For the second time in a year the U.S. Office of Personnel Management was hacked compromising the personal data of at least four million current and former federal employees. The discovery was confirmed by the Obama administration on Thursday, June 4. At this time it appears the breach occurred in December but was not discovered until April.
The OPM functions as the government’s human resources department and does about 90 percent of federal security clearances. Due to the amount of detail they compile when doing their investigations, both on the applicants, plus information about their contacts, job skills and references, this is a very serious cyber breach.
“Certainly, OPM is a high-value target,” said OPM Chief Information Officer Donna Seymour, in an interview. “We have a lot of information about people, and that is something that our adversaries want.” The OPM had installed new tools and capabilities after the March 2014 breach which allowed it to detect “this intrusion into our networks.”
The OPM announced Thursday that it was sending notifications to approximately 4 million individuals whose personally identifiable information (PII) may have been accessed. It intends on sending out email notifications which will come from firstname.lastname@example.org . Do not respond to other emails claiming to have information about the breach. However, the agency acknowledged that more individuals could have been affected. The PII included everything needed to commit identity theft including names, addresses and social security.
Media sources have primarily pointed at Chinese hackers though some believe it may have originated from Russia. Both countries have been attempting to hack governmental agencies to harvest information covertly. If this was by a Chinese national agency, it is the second major intrusion of the OPM by China in less than a year. Last year Russia compromised both White House and State Department e-mail systems.
Along with the usual steps to monitor for identity theft the OPM advised those affected to monitor their bank accounts for unusual activity, and to request a credit report along with other safeguards against fraud. At this time the OPM has not said that bank account numbers were stolen so this is an unusual request. The FBI said in a statement that it was working with interagency partners to investigate the breach, while the DHS said it was continuing to monitor federal networks for suspicious activity and is “working aggressively” to investigate the extent of the breach.
One source said that U.S. officials believe this could be the biggest breach ever of the government’s computer networks. “The breach is beyond the Office of Personnel Management and Department of Interior, with nearly every federal government agency hit by the hackers,” government officials said. Senator Susan Collins, a member of the Senate intelligence committee, said the breach was “yet another indication of a foreign power probing successfully and focusing on what appears to be data that would identify people with security clearances.”
As the assessment of thee breach continues they may discover millions more of current and former government employees may be affected. At this time it is believed that employees of the legislative and judicial branches, and uniformed military personnel, were not affected.

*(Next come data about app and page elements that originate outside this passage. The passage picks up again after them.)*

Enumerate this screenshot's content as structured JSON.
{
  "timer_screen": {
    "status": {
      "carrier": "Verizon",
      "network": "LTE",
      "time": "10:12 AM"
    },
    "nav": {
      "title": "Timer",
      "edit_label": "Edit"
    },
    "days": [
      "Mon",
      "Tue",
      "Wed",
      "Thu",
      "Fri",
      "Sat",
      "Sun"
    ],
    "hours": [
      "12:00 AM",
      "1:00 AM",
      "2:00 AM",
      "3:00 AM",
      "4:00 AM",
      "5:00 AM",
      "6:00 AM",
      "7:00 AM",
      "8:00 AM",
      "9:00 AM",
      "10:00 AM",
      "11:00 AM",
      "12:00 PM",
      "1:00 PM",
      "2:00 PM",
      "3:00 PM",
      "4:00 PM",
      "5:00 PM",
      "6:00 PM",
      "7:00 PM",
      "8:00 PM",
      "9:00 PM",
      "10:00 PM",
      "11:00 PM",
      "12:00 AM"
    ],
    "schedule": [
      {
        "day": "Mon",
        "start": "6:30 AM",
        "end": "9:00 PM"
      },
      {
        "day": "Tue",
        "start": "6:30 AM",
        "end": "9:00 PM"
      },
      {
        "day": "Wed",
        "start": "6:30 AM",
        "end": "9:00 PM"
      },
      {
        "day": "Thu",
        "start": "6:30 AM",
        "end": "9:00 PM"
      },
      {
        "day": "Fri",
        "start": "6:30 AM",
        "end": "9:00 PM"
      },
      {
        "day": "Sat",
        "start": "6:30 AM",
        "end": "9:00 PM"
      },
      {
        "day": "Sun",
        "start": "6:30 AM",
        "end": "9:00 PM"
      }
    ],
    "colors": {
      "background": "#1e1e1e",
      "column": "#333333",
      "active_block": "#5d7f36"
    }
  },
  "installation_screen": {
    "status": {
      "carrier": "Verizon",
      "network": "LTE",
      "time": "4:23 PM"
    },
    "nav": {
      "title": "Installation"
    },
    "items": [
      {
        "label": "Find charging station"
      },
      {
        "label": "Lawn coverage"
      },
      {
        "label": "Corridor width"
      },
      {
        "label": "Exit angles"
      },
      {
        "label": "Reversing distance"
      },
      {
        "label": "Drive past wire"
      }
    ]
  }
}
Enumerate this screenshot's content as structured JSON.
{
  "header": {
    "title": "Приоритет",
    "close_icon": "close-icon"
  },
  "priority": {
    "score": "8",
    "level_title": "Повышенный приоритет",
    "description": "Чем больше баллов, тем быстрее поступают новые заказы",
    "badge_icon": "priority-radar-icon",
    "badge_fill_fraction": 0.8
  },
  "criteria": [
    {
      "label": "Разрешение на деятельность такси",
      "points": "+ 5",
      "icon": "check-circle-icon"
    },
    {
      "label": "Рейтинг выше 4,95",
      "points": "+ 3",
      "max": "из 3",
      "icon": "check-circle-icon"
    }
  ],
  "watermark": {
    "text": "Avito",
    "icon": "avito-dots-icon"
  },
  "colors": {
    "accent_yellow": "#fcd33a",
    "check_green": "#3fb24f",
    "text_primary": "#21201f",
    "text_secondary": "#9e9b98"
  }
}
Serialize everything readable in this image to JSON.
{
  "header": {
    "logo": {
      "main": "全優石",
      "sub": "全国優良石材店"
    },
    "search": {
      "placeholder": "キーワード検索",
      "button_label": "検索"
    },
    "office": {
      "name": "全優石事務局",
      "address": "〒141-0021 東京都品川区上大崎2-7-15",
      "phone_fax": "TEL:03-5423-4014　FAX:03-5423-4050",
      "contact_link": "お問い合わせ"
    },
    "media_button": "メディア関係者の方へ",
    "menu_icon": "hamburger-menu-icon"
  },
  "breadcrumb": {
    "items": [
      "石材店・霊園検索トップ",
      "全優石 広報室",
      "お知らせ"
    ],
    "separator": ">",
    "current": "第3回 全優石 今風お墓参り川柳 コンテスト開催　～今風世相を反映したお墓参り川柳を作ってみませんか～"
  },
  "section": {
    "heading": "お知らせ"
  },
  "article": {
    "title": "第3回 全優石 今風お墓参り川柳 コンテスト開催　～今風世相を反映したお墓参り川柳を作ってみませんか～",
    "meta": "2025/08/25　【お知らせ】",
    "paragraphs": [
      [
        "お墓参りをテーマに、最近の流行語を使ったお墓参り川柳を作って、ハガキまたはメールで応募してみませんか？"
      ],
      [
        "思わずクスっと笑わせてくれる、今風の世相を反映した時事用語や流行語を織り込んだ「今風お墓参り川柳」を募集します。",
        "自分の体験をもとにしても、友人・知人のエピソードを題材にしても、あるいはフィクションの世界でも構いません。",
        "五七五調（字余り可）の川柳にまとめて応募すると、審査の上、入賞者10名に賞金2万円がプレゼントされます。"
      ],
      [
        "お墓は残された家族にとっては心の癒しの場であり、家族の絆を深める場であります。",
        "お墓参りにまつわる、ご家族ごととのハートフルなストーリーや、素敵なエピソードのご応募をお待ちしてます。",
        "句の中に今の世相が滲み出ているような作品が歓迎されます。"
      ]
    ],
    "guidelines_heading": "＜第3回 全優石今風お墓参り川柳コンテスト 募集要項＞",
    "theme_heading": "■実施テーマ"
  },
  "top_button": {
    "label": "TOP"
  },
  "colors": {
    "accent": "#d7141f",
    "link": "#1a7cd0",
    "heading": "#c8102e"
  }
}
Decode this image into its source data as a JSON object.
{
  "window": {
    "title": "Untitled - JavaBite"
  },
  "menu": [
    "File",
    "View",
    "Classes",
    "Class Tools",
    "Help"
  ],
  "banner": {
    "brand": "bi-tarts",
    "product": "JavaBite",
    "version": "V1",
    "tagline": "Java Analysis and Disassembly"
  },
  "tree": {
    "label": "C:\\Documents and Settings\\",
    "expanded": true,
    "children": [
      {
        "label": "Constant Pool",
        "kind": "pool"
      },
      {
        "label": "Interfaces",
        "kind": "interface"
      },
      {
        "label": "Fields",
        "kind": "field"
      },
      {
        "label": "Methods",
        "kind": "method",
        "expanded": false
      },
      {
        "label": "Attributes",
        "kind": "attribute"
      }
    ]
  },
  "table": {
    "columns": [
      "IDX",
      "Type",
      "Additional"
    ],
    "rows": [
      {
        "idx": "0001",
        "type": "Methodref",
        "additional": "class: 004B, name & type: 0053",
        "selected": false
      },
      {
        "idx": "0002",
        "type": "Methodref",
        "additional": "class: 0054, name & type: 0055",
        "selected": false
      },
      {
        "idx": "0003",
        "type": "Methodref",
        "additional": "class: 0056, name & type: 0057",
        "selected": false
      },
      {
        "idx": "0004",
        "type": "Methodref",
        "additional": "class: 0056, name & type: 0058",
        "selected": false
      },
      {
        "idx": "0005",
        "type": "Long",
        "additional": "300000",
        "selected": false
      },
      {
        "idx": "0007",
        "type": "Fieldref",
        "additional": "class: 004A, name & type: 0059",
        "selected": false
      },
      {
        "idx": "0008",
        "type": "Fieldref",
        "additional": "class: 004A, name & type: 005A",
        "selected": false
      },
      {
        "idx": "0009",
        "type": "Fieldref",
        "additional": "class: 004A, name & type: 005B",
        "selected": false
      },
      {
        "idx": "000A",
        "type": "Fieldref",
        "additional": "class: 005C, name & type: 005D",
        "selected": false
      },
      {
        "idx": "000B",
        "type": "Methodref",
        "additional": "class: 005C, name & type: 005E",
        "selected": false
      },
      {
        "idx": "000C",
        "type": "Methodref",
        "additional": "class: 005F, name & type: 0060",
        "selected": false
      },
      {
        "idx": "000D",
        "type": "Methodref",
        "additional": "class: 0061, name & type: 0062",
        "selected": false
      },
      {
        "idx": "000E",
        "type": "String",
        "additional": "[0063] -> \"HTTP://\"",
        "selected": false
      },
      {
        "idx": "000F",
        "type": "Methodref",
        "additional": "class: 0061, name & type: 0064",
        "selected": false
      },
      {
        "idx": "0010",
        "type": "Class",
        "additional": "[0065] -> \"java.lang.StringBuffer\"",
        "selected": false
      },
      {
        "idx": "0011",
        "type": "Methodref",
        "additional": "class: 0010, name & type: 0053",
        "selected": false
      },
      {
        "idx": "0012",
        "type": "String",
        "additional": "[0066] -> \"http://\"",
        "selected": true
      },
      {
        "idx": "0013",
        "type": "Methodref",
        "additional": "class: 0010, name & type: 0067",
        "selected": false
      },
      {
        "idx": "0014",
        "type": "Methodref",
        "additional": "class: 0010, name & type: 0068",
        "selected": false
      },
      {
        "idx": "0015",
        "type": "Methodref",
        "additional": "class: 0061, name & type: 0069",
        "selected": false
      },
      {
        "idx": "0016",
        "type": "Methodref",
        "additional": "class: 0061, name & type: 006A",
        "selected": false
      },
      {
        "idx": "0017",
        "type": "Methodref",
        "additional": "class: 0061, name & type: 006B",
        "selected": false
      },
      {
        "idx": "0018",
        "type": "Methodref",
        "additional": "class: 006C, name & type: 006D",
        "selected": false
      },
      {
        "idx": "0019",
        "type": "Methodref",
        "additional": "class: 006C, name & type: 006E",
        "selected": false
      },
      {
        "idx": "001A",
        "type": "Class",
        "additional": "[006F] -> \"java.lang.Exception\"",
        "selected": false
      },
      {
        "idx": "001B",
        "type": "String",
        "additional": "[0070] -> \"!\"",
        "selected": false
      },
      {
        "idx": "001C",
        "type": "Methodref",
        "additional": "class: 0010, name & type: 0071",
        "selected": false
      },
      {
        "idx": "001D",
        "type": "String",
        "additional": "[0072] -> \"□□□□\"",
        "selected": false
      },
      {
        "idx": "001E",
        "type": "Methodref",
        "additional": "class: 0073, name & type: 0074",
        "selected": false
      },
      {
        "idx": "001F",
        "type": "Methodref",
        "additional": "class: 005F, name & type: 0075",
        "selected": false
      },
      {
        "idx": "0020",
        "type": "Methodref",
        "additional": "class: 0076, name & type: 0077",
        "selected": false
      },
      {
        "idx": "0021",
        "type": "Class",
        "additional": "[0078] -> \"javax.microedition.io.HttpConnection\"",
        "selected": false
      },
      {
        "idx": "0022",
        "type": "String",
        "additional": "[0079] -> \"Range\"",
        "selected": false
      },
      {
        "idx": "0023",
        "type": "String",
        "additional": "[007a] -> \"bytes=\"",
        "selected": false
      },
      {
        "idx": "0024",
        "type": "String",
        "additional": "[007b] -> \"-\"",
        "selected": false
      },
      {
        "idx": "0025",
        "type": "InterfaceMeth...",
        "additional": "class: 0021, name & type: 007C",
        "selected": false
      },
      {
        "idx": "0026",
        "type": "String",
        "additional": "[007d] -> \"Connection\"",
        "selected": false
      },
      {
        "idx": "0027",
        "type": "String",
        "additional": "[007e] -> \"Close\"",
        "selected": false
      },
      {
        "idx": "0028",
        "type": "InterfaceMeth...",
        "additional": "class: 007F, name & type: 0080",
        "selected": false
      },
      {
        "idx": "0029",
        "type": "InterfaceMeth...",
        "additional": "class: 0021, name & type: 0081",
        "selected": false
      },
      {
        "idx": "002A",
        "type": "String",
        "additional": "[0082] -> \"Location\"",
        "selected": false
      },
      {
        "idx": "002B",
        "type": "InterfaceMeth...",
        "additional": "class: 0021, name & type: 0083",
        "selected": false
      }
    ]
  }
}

Senate Homeland Security and Governmental Affairs Chairman Ron Johnson, R-Wisconsin, called the breach “disturbing.” “It is disturbing to learn that hackers could have sensitive personal information on a huge number of current and former federal employees — and, if media reports are correct, that information could be in the hands of China,” Johnson said in a statement. “(The office) says it ‘has undertaken an aggressive effort to update its cybersecurity posture.’ Plainly, it must do a better job, especially given the sensitive nature of the information it holds.”